One participant described how, at her institution–and in among Middle Eastern librarians more generally–her colleagues are too shy to even comment upon a blog post she had written. Putting one’s self “out there” in the ways Paul and I recommended (blogging, tweeting, commenting upon others’ blogs, and so on) would simply not work in her context. Though she believed in our message, she was afraid it would be a very hard sell to her colleagues.

Likewise, an attendee from Africa described how sharing one’s personal opinion on research online–even with the oft-seen Twitter/blog disclaimer, “The views expressed here do not reflect those of my employer”–was a non-starter. Among African researchers and university administrators, there is no such thing as a personal-professional divide; whatever you do and say online related to research will always reflect upon the employer.

Moreover, lots of the recommendations I was making with regard to Twitter come from my perspective as an American. I believe it is the single most valuable informal networking tool for scholars, and so I recommended it highly in this workshop. But what about more culturally-relevant, local social networks like Sina Weibo or VK? Do the techniques I describe for engaging on Twitter translate (pardon the pun) into other social networks? I honestly have no idea.

Today’s workshop seeded some important conversations about diversity in informal scholarly communication.

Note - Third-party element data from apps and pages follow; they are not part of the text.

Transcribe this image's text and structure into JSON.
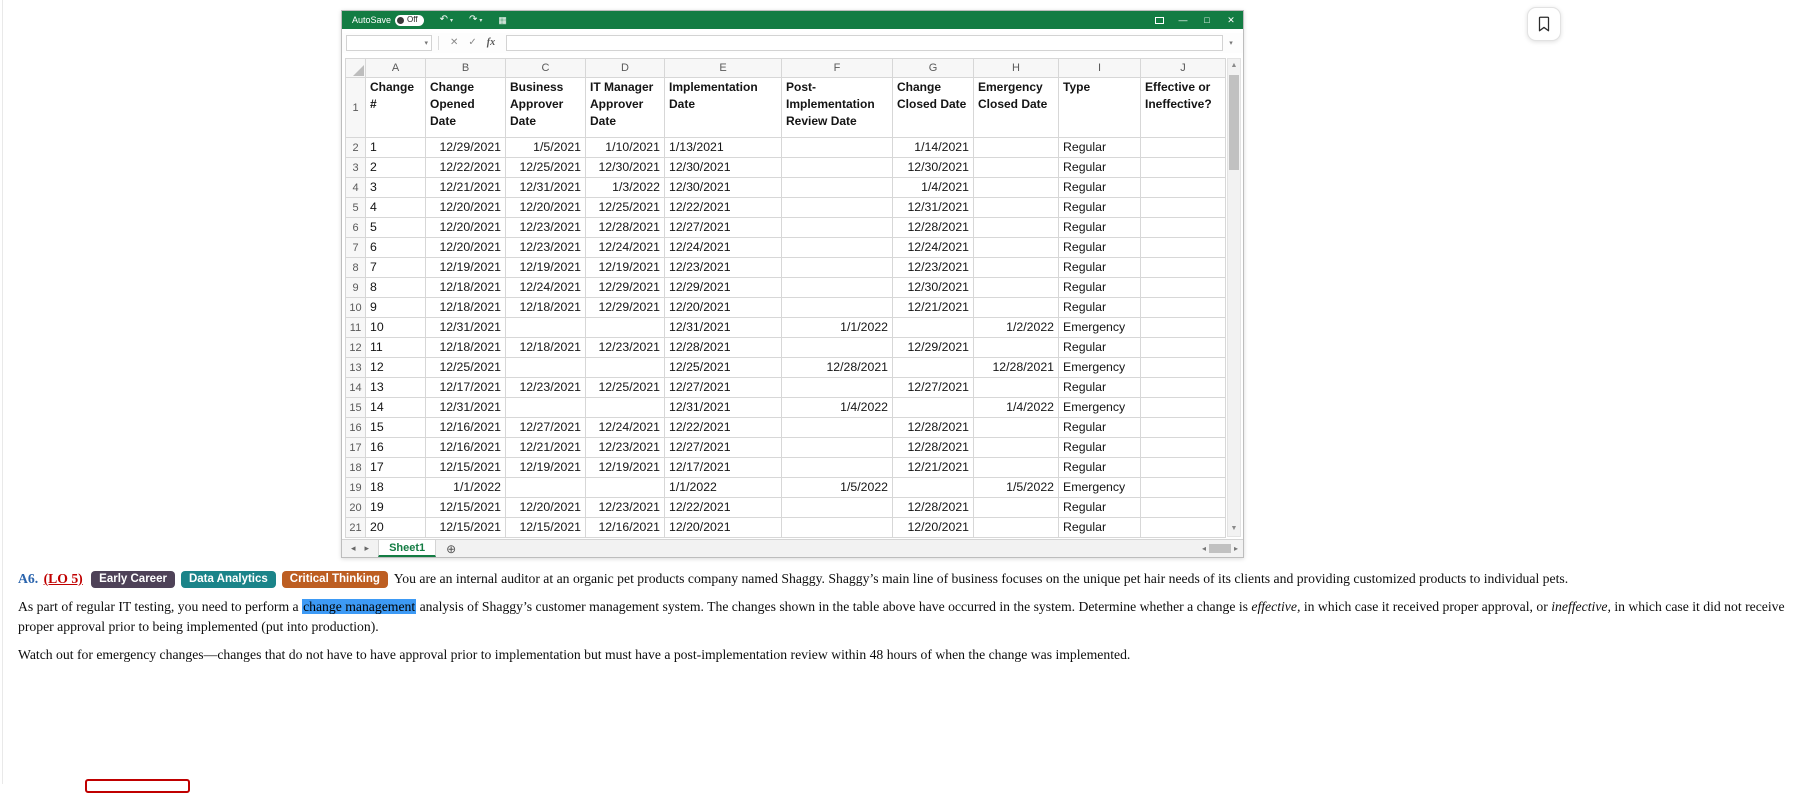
{
  "icons": {
    "undo": "↶",
    "redo": "↷",
    "grid": "▦",
    "minimize": "—",
    "maximize": "□",
    "close": "✕",
    "name_box_dropdown": "▾",
    "cancel": "✕",
    "enter": "✓",
    "expand": "▾",
    "scroll_up": "▲",
    "scroll_down": "▼",
    "scroll_left": "◂",
    "scroll_right": "▸",
    "nav_left": "◂",
    "nav_right": "▸",
    "add_sheet": "⊕",
    "caret": "▾"
  },
  "excel": {
    "titlebar": {
      "autosave_label": "AutoSave",
      "autosave_state": "Off"
    },
    "formula_bar": {
      "fx_label": "fx",
      "name_box_value": "",
      "formula_value": ""
    },
    "sheet": {
      "column_letters": [
        "A",
        "B",
        "C",
        "D",
        "E",
        "F",
        "G",
        "H",
        "I",
        "J"
      ],
      "col_aligns": [
        "left",
        "right",
        "right",
        "right",
        "left",
        "right",
        "right",
        "right",
        "left",
        "left"
      ],
      "headers": [
        "Change #",
        "Change Opened Date",
        "Business Approver Date",
        "IT Manager Approver Date",
        "Implementation Date",
        "Post-Implementation Review Date",
        "Change Closed Date",
        "Emergency Closed Date",
        "Type",
        "Effective or Ineffective?"
      ],
      "rows": [
        {
          "n": "2",
          "cells": [
            "1",
            "12/29/2021",
            "1/5/2021",
            "1/10/2021",
            "1/13/2021",
            "",
            "1/14/2021",
            "",
            "Regular",
            ""
          ]
        },
        {
          "n": "3",
          "cells": [
            "2",
            "12/22/2021",
            "12/25/2021",
            "12/30/2021",
            "12/30/2021",
            "",
            "12/30/2021",
            "",
            "Regular",
            ""
          ]
        },
        {
          "n": "4",
          "cells": [
            "3",
            "12/21/2021",
            "12/31/2021",
            "1/3/2022",
            "12/30/2021",
            "",
            "1/4/2021",
            "",
            "Regular",
            ""
          ]
        },
        {
          "n": "5",
          "cells": [
            "4",
            "12/20/2021",
            "12/20/2021",
            "12/25/2021",
            "12/22/2021",
            "",
            "12/31/2021",
            "",
            "Regular",
            ""
          ]
        },
        {
          "n": "6",
          "cells": [
            "5",
            "12/20/2021",
            "12/23/2021",
            "12/28/2021",
            "12/27/2021",
            "",
            "12/28/2021",
            "",
            "Regular",
            ""
          ]
        },
        {
          "n": "7",
          "cells": [
            "6",
            "12/20/2021",
            "12/23/2021",
            "12/24/2021",
            "12/24/2021",
            "",
            "12/24/2021",
            "",
            "Regular",
            ""
          ]
        },
        {
          "n": "8",
          "cells": [
            "7",
            "12/19/2021",
            "12/19/2021",
            "12/19/2021",
            "12/23/2021",
            "",
            "12/23/2021",
            "",
            "Regular",
            ""
          ]
        },
        {
          "n": "9",
          "cells": [
            "8",
            "12/18/2021",
            "12/24/2021",
            "12/29/2021",
            "12/29/2021",
            "",
            "12/30/2021",
            "",
            "Regular",
            ""
          ]
        },
        {
          "n": "10",
          "cells": [
            "9",
            "12/18/2021",
            "12/18/2021",
            "12/29/2021",
            "12/20/2021",
            "",
            "12/21/2021",
            "",
            "Regular",
            ""
          ]
        },
        {
          "n": "11",
          "cells": [
            "10",
            "12/31/2021",
            "",
            "",
            "12/31/2021",
            "1/1/2022",
            "",
            "1/2/2022",
            "Emergency",
            ""
          ]
        },
        {
          "n": "12",
          "cells": [
            "11",
            "12/18/2021",
            "12/18/2021",
            "12/23/2021",
            "12/28/2021",
            "",
            "12/29/2021",
            "",
            "Regular",
            ""
          ]
        },
        {
          "n": "13",
          "cells": [
            "12",
            "12/25/2021",
            "",
            "",
            "12/25/2021",
            "12/28/2021",
            "",
            "12/28/2021",
            "Emergency",
            ""
          ]
        },
        {
          "n": "14",
          "cells": [
            "13",
            "12/17/2021",
            "12/23/2021",
            "12/25/2021",
            "12/27/2021",
            "",
            "12/27/2021",
            "",
            "Regular",
            ""
          ]
        },
        {
          "n": "15",
          "cells": [
            "14",
            "12/31/2021",
            "",
            "",
            "12/31/2021",
            "1/4/2022",
            "",
            "1/4/2022",
            "Emergency",
            ""
          ]
        },
        {
          "n": "16",
          "cells": [
            "15",
            "12/16/2021",
            "12/27/2021",
            "12/24/2021",
            "12/22/2021",
            "",
            "12/28/2021",
            "",
            "Regular",
            ""
          ]
        },
        {
          "n": "17",
          "cells": [
            "16",
            "12/16/2021",
            "12/21/2021",
            "12/23/2021",
            "12/27/2021",
            "",
            "12/28/2021",
            "",
            "Regular",
            ""
          ]
        },
        {
          "n": "18",
          "cells": [
            "17",
            "12/15/2021",
            "12/19/2021",
            "12/19/2021",
            "12/17/2021",
            "",
            "12/21/2021",
            "",
            "Regular",
            ""
          ]
        },
        {
          "n": "19",
          "cells": [
            "18",
            "1/1/2022",
            "",
            "",
            "1/1/2022",
            "1/5/2022",
            "",
            "1/5/2022",
            "Emergency",
            ""
          ]
        },
        {
          "n": "20",
          "cells": [
            "19",
            "12/15/2021",
            "12/20/2021",
            "12/23/2021",
            "12/22/2021",
            "",
            "12/28/2021",
            "",
            "Regular",
            ""
          ]
        },
        {
          "n": "21",
          "cells": [
            "20",
            "12/15/2021",
            "12/15/2021",
            "12/16/2021",
            "12/20/2021",
            "",
            "12/20/2021",
            "",
            "Regular",
            ""
          ]
        }
      ]
    },
    "tabs": {
      "sheet_name": "Sheet1"
    }
  },
  "problem": {
    "id": "A6.",
    "lo": "(LO 5)",
    "badges": [
      {
        "label": "Early Career",
        "color": "#4e4258"
      },
      {
        "label": "Data Analytics",
        "color": "#1b8489"
      },
      {
        "label": "Critical Thinking",
        "color": "#bd5e22"
      }
    ],
    "highlight_color": "#3d9af5",
    "p1": "You are an internal auditor at an organic pet products company named Shaggy. Shaggy’s main line of business focuses on the unique pet hair needs of its clients and providing customized products to individual pets.",
    "p2_segments": [
      {
        "text": "As part of regular IT testing, you need to perform a ",
        "style": "normal"
      },
      {
        "text": "change management",
        "style": "highlight"
      },
      {
        "text": " analysis of Shaggy’s customer management system. The changes shown in the table above have occurred in the system. Determine whether a change is ",
        "style": "normal"
      },
      {
        "text": "effective,",
        "style": "italic"
      },
      {
        "text": " in which case it received proper approval, or ",
        "style": "normal"
      },
      {
        "text": "ineffective,",
        "style": "italic"
      },
      {
        "text": " in which case it did not receive proper approval prior to being implemented (put into production).",
        "style": "normal"
      }
    ],
    "p3": "Watch out for emergency changes—changes that do not have to have approval prior to implementation but must have a post-implementation review within 48 hours of when the change was implemented."
  }
}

Many of us tend to take for granted that it is good to blog, tweet, etc, but for some, that’s simply not possible.

I can’t be the first person to bring up this topic–if you know of research or commentary in this area, please do leave a comment with some links. (Most “culture”-oriented scholcomm readings I’ve found have to do only with disciplinary culture, not global cultural differences.)

I’d also like to hear from the experts at Force 2016. If you’re working with researchers outside of North America and Europe, how are expectations around informal online scholarly communication different from popular “best practices”? What are some culturally-relevant ways that you use to share and discuss research online?